Although the referendum will be held in April, campaigning has already begun in support of a constitutional referendum to expand the power of the presidency to an executive form to issue decrees, declare emergency rule, and appoint ministers.
President Erdogan has indicated his support by arguing that fragile parliamentary coalitions prevent the stability of the Turkish government, and that it would increase the powers of the Kurdistan Workers Party (though he was unclear on exactly how the latter would occur). The campaigning is in such earnest that major political leaders have travelled abroad to try to convince Turkish ex-patriots to support the referendum. Last week, Prime Minister Binali Tildirim travelled to Oberhausen in Germany, playing up nationalist impulses (“the era when some could give lessons to Turkey is over. Turkey is not a country that will be intimidated”) to try to gain support from some of the 1.4 million registered Turkish voters in Germany.

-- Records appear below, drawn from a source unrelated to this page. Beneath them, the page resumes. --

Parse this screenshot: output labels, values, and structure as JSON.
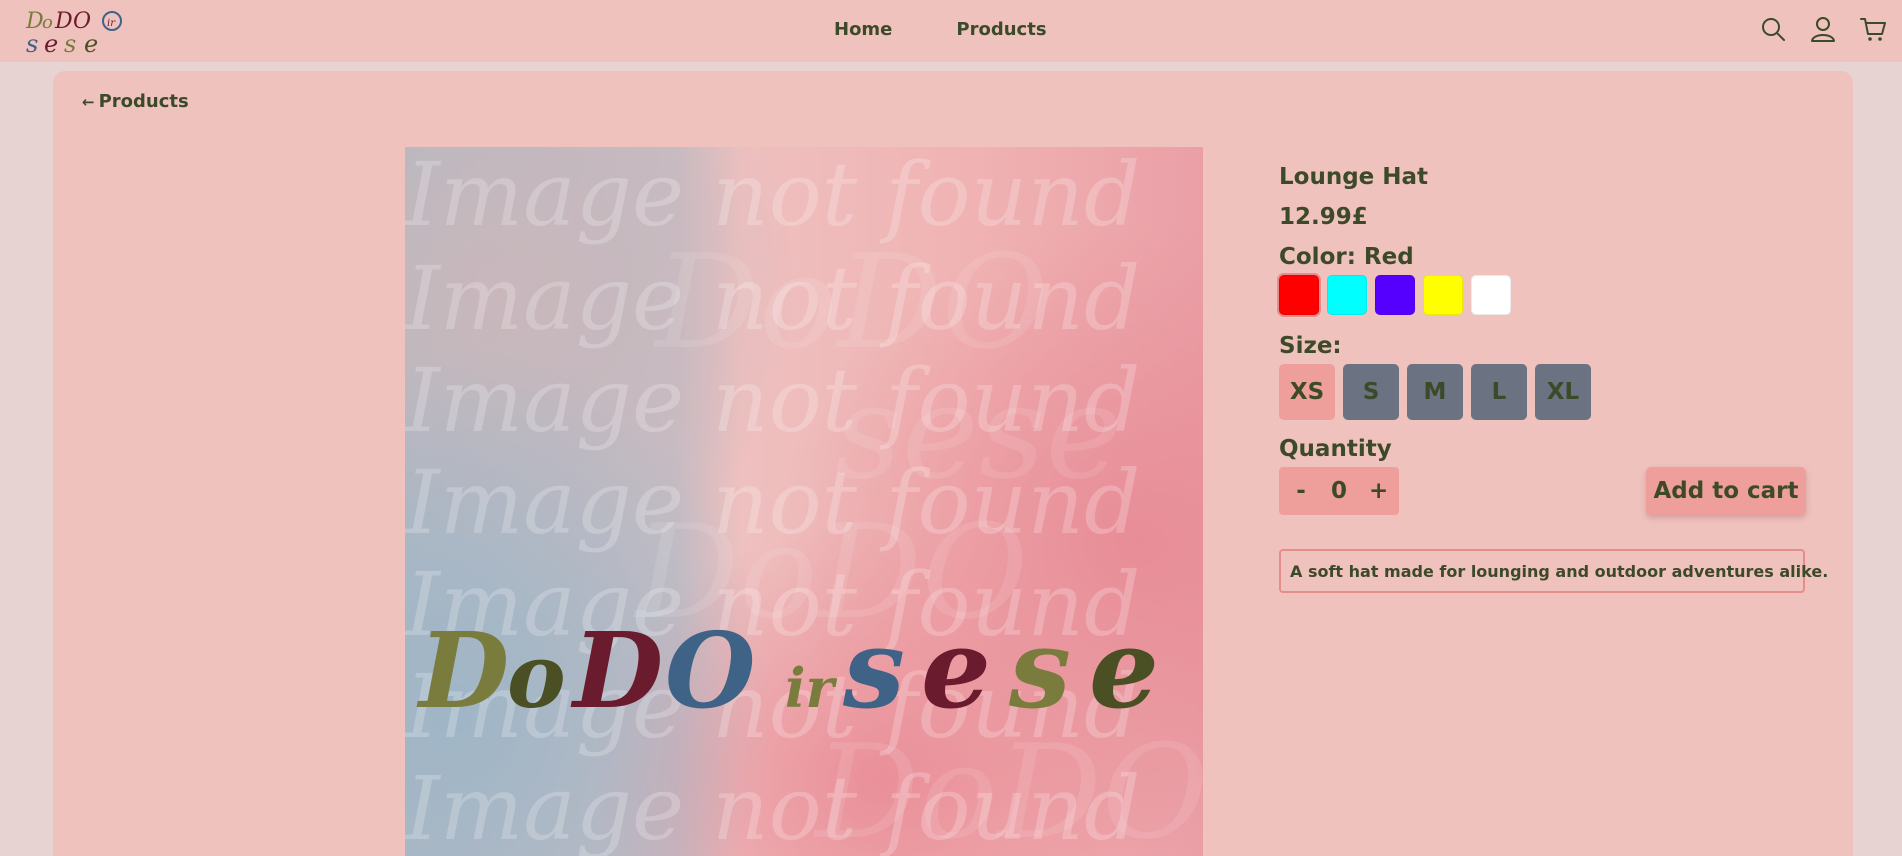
{
  "header": {
    "logo": {
      "text": "DoDO ir sese",
      "colors": [
        "#7a7c3e",
        "#6b1b2e",
        "#3f6287"
      ]
    },
    "nav": [
      {
        "label": "Home"
      },
      {
        "label": "Products"
      }
    ],
    "icons": [
      "search-icon",
      "user-icon",
      "cart-icon"
    ]
  },
  "main": {
    "back_label": "Products",
    "back_icon": "←",
    "image": {
      "watermark_text": "Image not found",
      "brand_text": "DoDO ir sese",
      "brand_colors": [
        "#7a7c3e",
        "#4a4f24",
        "#6b1b2e",
        "#3f6287",
        "#7a7c3e",
        "#3f6287",
        "#6b1b2e",
        "#7a7c3e",
        "#4a4f24"
      ]
    },
    "product": {
      "title": "Lounge Hat",
      "price": "12.99£",
      "color_label": "Color: Red",
      "colors": [
        {
          "name": "Red",
          "hex": "#ff0000",
          "selected": true
        },
        {
          "name": "Cyan",
          "hex": "#00ffff",
          "selected": false
        },
        {
          "name": "Purple",
          "hex": "#5500ff",
          "selected": false
        },
        {
          "name": "Yellow",
          "hex": "#ffff00",
          "selected": false
        },
        {
          "name": "White",
          "hex": "#ffffff",
          "selected": false
        }
      ],
      "size_label": "Size:",
      "sizes": [
        {
          "label": "XS",
          "selected": true
        },
        {
          "label": "S",
          "selected": false
        },
        {
          "label": "M",
          "selected": false
        },
        {
          "label": "L",
          "selected": false
        },
        {
          "label": "XL",
          "selected": false
        }
      ],
      "quantity_label": "Quantity",
      "quantity": {
        "minus": "-",
        "value": "0",
        "plus": "+"
      },
      "add_to_cart_label": "Add to cart",
      "description": "A soft hat made for lounging and outdoor adventures alike."
    }
  },
  "theme": {
    "background": "#e8d3d3",
    "panel": "#f0c2bd",
    "accent": "#ee9f9b",
    "text": "#3d4a2a",
    "size_btn": "#6b7382"
  }
}
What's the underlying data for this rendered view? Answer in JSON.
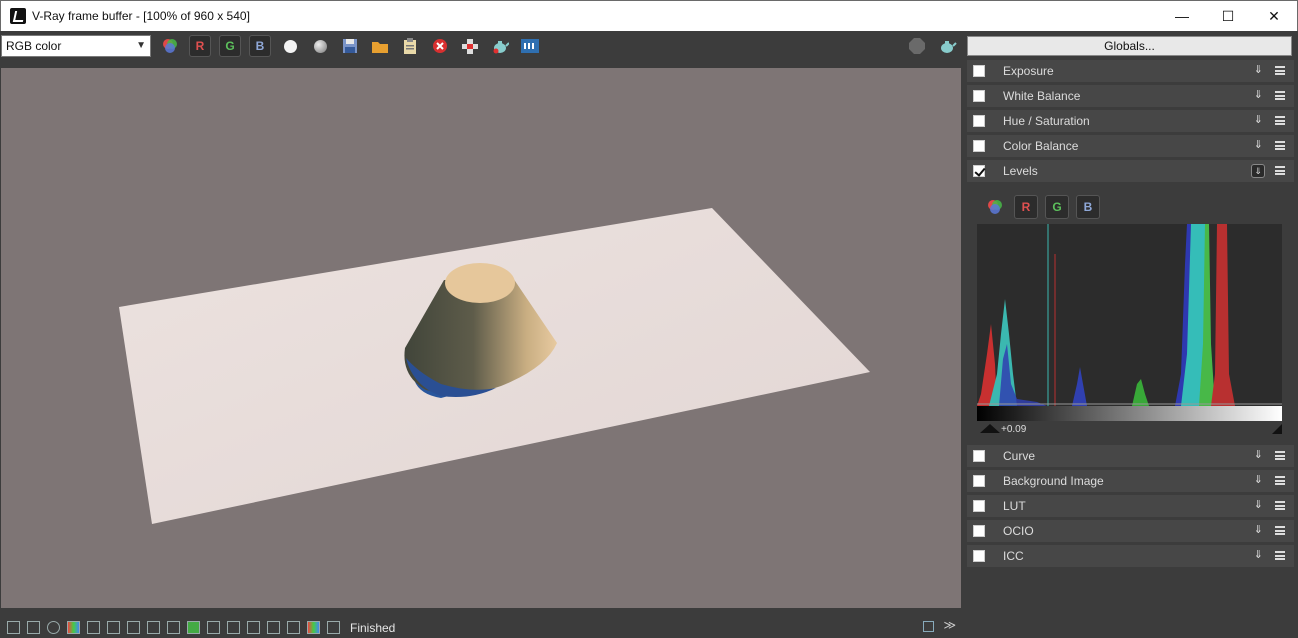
{
  "window": {
    "title": "V-Ray frame buffer - [100% of 960 x 540]",
    "controls": {
      "minimize": "—",
      "maximize": "☐",
      "close": "✕"
    }
  },
  "toolbar": {
    "channel_select": "RGB color",
    "channel_buttons": {
      "r": "R",
      "g": "G",
      "b": "B"
    },
    "icons": [
      "color-channels-icon",
      "red-channel-icon",
      "green-channel-icon",
      "blue-channel-icon",
      "white-circle-icon",
      "gray-circle-icon",
      "save-icon",
      "open-folder-icon",
      "clipboard-icon",
      "clear-icon",
      "region-icon",
      "teapot-icon",
      "track-mouse-icon",
      "stop-icon",
      "render-teapot-icon"
    ]
  },
  "panel": {
    "globals_label": "Globals...",
    "sections": {
      "exposure": "Exposure",
      "white_balance": "White Balance",
      "hue_saturation": "Hue / Saturation",
      "color_balance": "Color Balance",
      "levels": "Levels",
      "curve": "Curve",
      "background_image": "Background Image",
      "lut": "LUT",
      "ocio": "OCIO",
      "icc": "ICC"
    },
    "levels": {
      "channel_buttons": {
        "r": "R",
        "g": "G",
        "b": "B"
      },
      "input_value": "+0.09"
    }
  },
  "status": {
    "text": "Finished",
    "chevron": "≫"
  },
  "colors": {
    "red": "#e05050",
    "green": "#5cc05c",
    "blue": "#8fa8d8",
    "cyan": "#2ec4c4",
    "viewport_bg": "#7e7575"
  }
}
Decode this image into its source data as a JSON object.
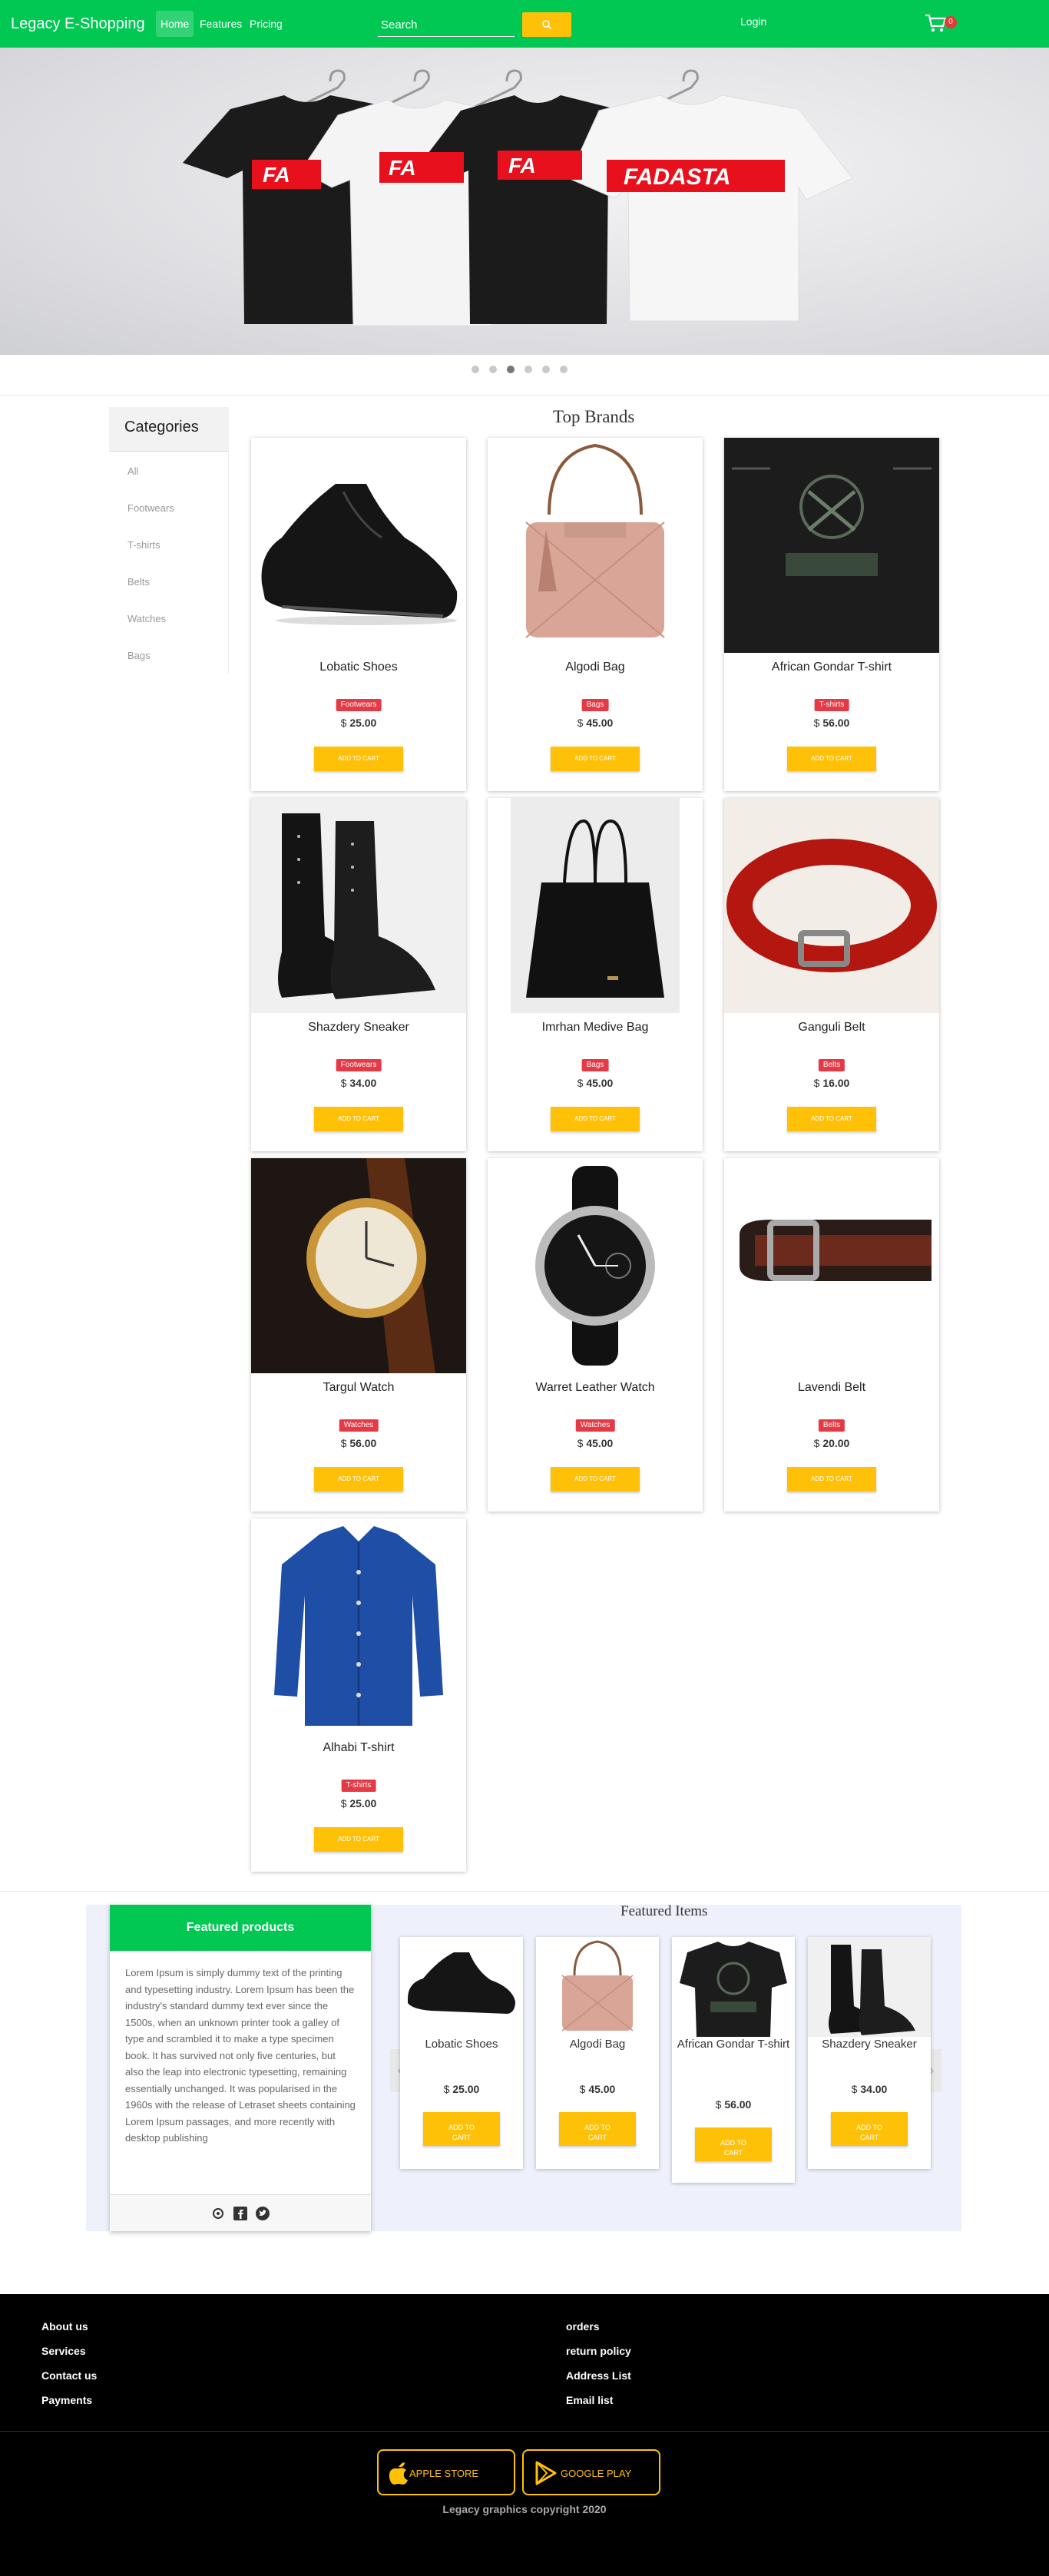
{
  "nav": {
    "brand": "Legacy E-Shopping",
    "links": [
      "Home",
      "Features",
      "Pricing"
    ],
    "search_placeholder": "Search",
    "login": "Login",
    "cart_count": "0"
  },
  "hero": {
    "tshirt_text": "FADASTA",
    "tshirt_text_partial": "FA"
  },
  "categories": {
    "title": "Categories",
    "items": [
      "All",
      "Footwears",
      "T-shirts",
      "Belts",
      "Watches",
      "Bags"
    ]
  },
  "top_brands": {
    "title": "Top Brands",
    "button_label": "ADD TO CART",
    "currency": "$",
    "products": [
      {
        "name": "Lobatic Shoes",
        "category": "Footwears",
        "price": "25.00"
      },
      {
        "name": "Algodi Bag",
        "category": "Bags",
        "price": "45.00"
      },
      {
        "name": "African Gondar T-shirt",
        "category": "T-shirts",
        "price": "56.00"
      },
      {
        "name": "Shazdery Sneaker",
        "category": "Footwears",
        "price": "34.00"
      },
      {
        "name": "Imrhan Medive Bag",
        "category": "Bags",
        "price": "45.00"
      },
      {
        "name": "Ganguli Belt",
        "category": "Belts",
        "price": "16.00"
      },
      {
        "name": "Targul Watch",
        "category": "Watches",
        "price": "56.00"
      },
      {
        "name": "Warret Leather Watch",
        "category": "Watches",
        "price": "45.00"
      },
      {
        "name": "Lavendi Belt",
        "category": "Belts",
        "price": "20.00"
      },
      {
        "name": "Alhabi T-shirt",
        "category": "T-shirts",
        "price": "25.00"
      }
    ]
  },
  "featured": {
    "panel_title": "Featured products",
    "panel_text": "Lorem Ipsum is simply dummy text of the printing and typesetting industry. Lorem Ipsum has been the industry's standard dummy text ever since the 1500s, when an unknown printer took a galley of type and scrambled it to make a type specimen book. It has survived not only five centuries, but also the leap into electronic typesetting, remaining essentially unchanged. It was popularised in the 1960s with the release of Letraset sheets containing Lorem Ipsum passages, and more recently with desktop publishing",
    "title": "Featured Items",
    "button_line1": "ADD TO",
    "button_line2": "CART",
    "items": [
      {
        "name": "Lobatic Shoes",
        "price": "25.00"
      },
      {
        "name": "Algodi Bag",
        "price": "45.00"
      },
      {
        "name": "African Gondar T-shirt",
        "price": "56.00"
      },
      {
        "name": "Shazdery Sneaker",
        "price": "34.00"
      }
    ],
    "prev_arrow": "‹",
    "next_arrow": "›"
  },
  "footer": {
    "left_links": [
      "About us",
      "Services",
      "Contact us",
      "Payments"
    ],
    "right_links": [
      "orders",
      "return policy",
      "Address List",
      "Email list"
    ],
    "apple_label": "APPLE STORE",
    "google_label": "GOOGLE PLAY",
    "copyright": "Legacy graphics copyright 2020"
  },
  "colors": {
    "brand_green": "#00c853",
    "accent_yellow": "#ffc107",
    "badge_red": "#e53946"
  }
}
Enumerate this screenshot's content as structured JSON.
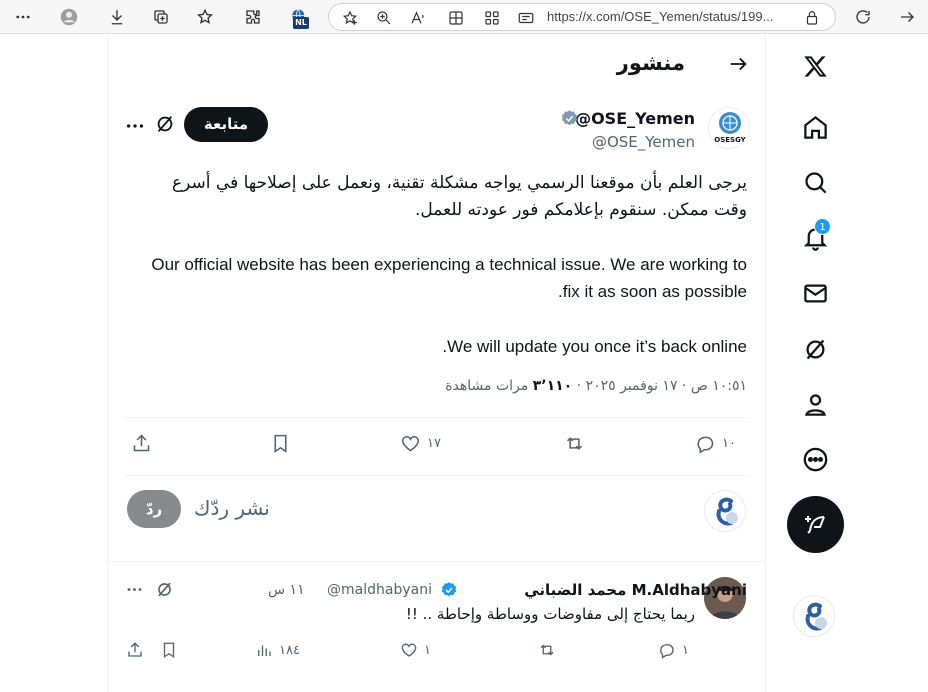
{
  "browser": {
    "url": "https://x.com/OSE_Yemen/status/199...",
    "profile_badge": "NL"
  },
  "header": {
    "title": "منشور"
  },
  "post": {
    "display_name": "@OSE_Yemen",
    "handle": "@OSE_Yemen",
    "avatar_label": "OSESGY",
    "follow_label": "متابعة",
    "body_ar": "يرجى العلم بأن موقعنا الرسمي يواجه مشكلة تقنية، ونعمل على إصلاحها في أسرع وقت ممكن. سنقوم بإعلامكم فور عودته للعمل.",
    "body_en_1": "Our official website has been experiencing a technical issue. We are working to fix it as soon as possible.",
    "body_en_2": "We will update you once it’s back online.",
    "meta_time": "١٠:٥١ ص · ١٧ نوفمبر ٢٠٢٥ · ",
    "views_count": "٣٬١١٠",
    "views_label": "مرات مشاهدة",
    "replies": "١٠",
    "likes": "١٧"
  },
  "reply_box": {
    "placeholder": "نشر ردّك",
    "button": "ردّ"
  },
  "reply": {
    "display_name": "M.Aldhabyani محمد الضباني",
    "handle": "@maldhabyani",
    "time": "١١ س",
    "text": "ربما يحتاج إلى مفاوضات ووساطة وإحاطة .. !!",
    "replies": "١",
    "likes": "١",
    "views": "١٨٤"
  },
  "nav": {
    "notifications_badge": "1"
  },
  "colors": {
    "accent": "#1d9bf0",
    "text": "#0f1419",
    "muted": "#536471"
  }
}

The ability of the president to release emergency decrees could dramatically increase the power of the executive, which has led to concerns from civil society that opposition to the administration could be further stifled (particularly after tens of thousands of teachers, civil servants, and members of the press were either dismissed or arrested following the failed coup).
Brazil and Argentina move to improve trade ties with Mexico as the United States appears to pull away
This week, the Brazilian Minister of Foreign Trade will visit Mexico to discuss improving trilateral trade ties between Mexico, Brazil and Argentina. The three countries are the largest economies in the Americas outside the United States and Canada, and Brazil and Argentina in particularly have been fairly protectionist in their trade practices. However, political forces may be aligning to bring down some of the trade restrictive disparities in the Americas: the elevation of center-right President Michel Temer in Brazil, center-right president Mauricio Macri in Argentina, and the United States’ government’s increasingly hostile attitude towards Mexico (and the possibility of the revocation of NAFTA or a unilateral increase in tariffs by the U.S. government) may turn these governments toward one another.
There are a lot of areas the three can improve upon to actually expand the low export and import market share for the three countries: tariffs in auto parts and other advanced manufacturing products, regulatory constraints and duplicative paperwork, and the inability of the three nations to join certain multilateral trade regimes (none of them, for example, are members of the Information Technology Agreement, which removes tariffs for advanced technology trade). Although a major development is not likely with this week’s meeting, the beginning of conversations between the three countries could ultimately be very fruitful in the medium term, given the substantial trade barriers that remain between the three countries.
The Week Ahead provides analytical foresight on the economic consequences of upcoming political developments. Covering a number of future occurrences across the globe, The Week Ahead presents a series of potential upside/downside risks, shedding light on how political decisions affect economic outcomes.
This edition of The Week Ahead was written by GRI Analyst Brian Daigle.